One of our blog readers has reached out to us with the question about the Motor Carrier Act Exemption (“MCA”). He wanted to know whether he was exempt from the federal overtime requirement of the Fair Labor Standards Act. Specifically, he asked us the following question:
This is another post in a Q-&A series in which we answer a question related to California employers’ duty to provide employees with 10-miute rest breaks.
This is another post in a Q-&-A format written to educate employees and employers on the issue whether work related travel time from home to a distant job site is compensable.
Effective January 1, 2015, the minimum wage in San Francisco increased to $11.05 per hour.
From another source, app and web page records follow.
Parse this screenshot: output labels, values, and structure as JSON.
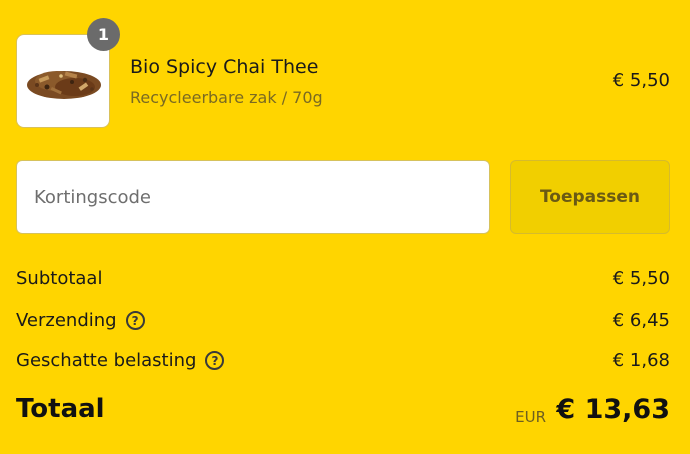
{
  "product": {
    "quantity": "1",
    "name": "Bio Spicy Chai Thee",
    "variant": "Recycleerbare zak / 70g",
    "price": "€ 5,50",
    "image_icon": "spice-mix-image"
  },
  "discount": {
    "placeholder": "Kortingscode",
    "value": "",
    "apply_label": "Toepassen"
  },
  "summary": {
    "subtotal_label": "Subtotaal",
    "subtotal_value": "€ 5,50",
    "shipping_label": "Verzending",
    "shipping_value": "€ 6,45",
    "tax_label": "Geschatte belasting",
    "tax_value": "€ 1,68",
    "help_icon": "question-circle-icon",
    "total_label": "Totaal",
    "total_currency": "EUR",
    "total_value": "€ 13,63"
  },
  "colors": {
    "background": "#ffd500",
    "button": "#f1cf00",
    "badge": "#6b6b6b"
  }
}
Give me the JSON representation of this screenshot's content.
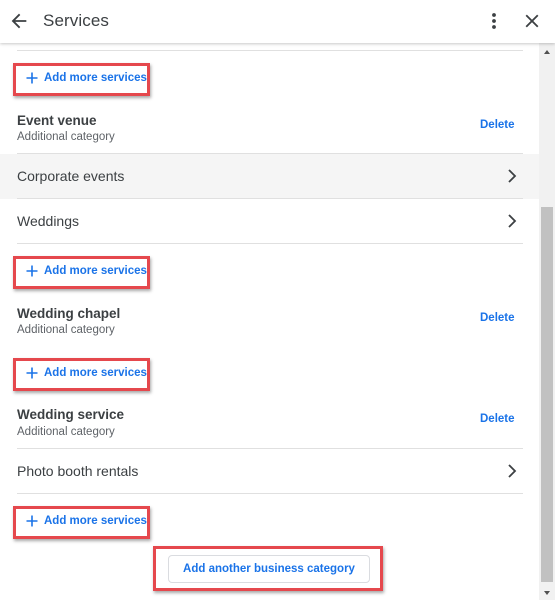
{
  "header": {
    "title": "Services",
    "back_icon": "arrow-left-icon",
    "menu_icon": "more-vert-icon",
    "close_icon": "close-icon"
  },
  "colors": {
    "accent": "#1a73e8",
    "highlight_box": "#e5484d",
    "text_primary": "#3c4043",
    "text_secondary": "#5f6368",
    "divider": "#e0e0e0",
    "row_hover": "#f5f5f5"
  },
  "add_services_label": "Add more services",
  "categories": [
    {
      "name": "Event venue",
      "type": "Additional category",
      "delete_label": "Delete",
      "services": [
        "Corporate events",
        "Weddings"
      ]
    },
    {
      "name": "Wedding chapel",
      "type": "Additional category",
      "delete_label": "Delete",
      "services": []
    },
    {
      "name": "Wedding service",
      "type": "Additional category",
      "delete_label": "Delete",
      "services": [
        "Photo booth rentals"
      ]
    }
  ],
  "add_category_label": "Add another business category"
}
The increase is a result of the November 2014 ballot measure Proposition J that was overwhelmingly approved by San Francisco residents in November 2014. Proposition J is intended to gradually increase San Francisco’s minimum wage to $15 per hour by 2018.
The following post is written in a Q & A format and is intended to explain employers and employees California overtime law for computing daily and weekly overtime hours for non-exempt employees. It appears there is a misunderstanding as to the correct method of calculating overtime hours for certain workweeks during which employee’s work hours exceed both the 8-hour daily and 40-hour weekly thresholds.
I work as an auto mechanic (or automotive service technician) at a local auto dealership in California. My compensation is based on a piece-rate system. In other words, I am paid at a “flag-hour” rate of $25 for specific automotive repair projects. However, I do not receive any compensation for waiting time between the projects or other minor non-repair assignments.